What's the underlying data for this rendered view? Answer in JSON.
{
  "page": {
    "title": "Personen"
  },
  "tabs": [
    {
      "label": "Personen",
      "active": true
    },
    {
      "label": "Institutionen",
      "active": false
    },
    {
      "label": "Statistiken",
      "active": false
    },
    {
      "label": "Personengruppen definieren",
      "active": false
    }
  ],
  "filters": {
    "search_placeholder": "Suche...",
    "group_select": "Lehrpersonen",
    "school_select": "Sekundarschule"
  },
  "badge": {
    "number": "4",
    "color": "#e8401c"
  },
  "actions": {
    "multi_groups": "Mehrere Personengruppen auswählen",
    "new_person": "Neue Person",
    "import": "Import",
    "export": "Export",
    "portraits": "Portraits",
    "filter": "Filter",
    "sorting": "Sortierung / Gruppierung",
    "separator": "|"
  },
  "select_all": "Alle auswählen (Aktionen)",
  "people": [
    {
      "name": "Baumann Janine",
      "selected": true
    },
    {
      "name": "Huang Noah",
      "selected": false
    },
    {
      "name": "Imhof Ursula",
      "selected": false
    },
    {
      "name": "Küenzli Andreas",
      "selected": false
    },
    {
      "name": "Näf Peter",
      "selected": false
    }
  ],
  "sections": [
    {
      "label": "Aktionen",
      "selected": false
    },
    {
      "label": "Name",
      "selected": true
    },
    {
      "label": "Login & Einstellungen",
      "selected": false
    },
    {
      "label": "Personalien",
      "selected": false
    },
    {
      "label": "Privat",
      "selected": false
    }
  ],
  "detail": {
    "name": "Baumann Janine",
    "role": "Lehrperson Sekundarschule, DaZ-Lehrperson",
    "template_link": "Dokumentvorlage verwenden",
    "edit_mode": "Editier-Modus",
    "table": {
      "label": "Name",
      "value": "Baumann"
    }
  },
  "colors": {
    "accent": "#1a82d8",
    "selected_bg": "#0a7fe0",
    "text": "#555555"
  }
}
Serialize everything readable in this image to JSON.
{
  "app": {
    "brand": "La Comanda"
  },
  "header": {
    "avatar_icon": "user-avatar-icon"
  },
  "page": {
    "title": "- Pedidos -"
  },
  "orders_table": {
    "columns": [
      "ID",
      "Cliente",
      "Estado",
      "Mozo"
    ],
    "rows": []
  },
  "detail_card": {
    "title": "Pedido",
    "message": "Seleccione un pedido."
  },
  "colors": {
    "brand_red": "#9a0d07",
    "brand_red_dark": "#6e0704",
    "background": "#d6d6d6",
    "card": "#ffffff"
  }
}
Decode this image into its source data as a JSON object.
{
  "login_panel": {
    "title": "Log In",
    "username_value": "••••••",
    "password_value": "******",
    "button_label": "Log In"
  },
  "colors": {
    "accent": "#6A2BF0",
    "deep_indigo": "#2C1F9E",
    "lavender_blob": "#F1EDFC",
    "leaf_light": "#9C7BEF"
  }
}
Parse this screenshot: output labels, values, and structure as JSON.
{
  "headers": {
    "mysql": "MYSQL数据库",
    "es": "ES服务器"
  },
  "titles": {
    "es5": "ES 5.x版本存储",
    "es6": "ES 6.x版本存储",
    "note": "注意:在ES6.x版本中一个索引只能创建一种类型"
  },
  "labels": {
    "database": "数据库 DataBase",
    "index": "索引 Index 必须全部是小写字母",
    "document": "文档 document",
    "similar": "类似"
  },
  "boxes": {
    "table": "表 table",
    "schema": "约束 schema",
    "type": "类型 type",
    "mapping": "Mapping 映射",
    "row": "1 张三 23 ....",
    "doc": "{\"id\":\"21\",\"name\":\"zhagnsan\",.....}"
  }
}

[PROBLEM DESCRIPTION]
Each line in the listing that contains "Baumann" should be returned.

[TASK RESULT]
      "name": "Baumann Janine",
    "name": "Baumann Janine",
      "value": "Baumann"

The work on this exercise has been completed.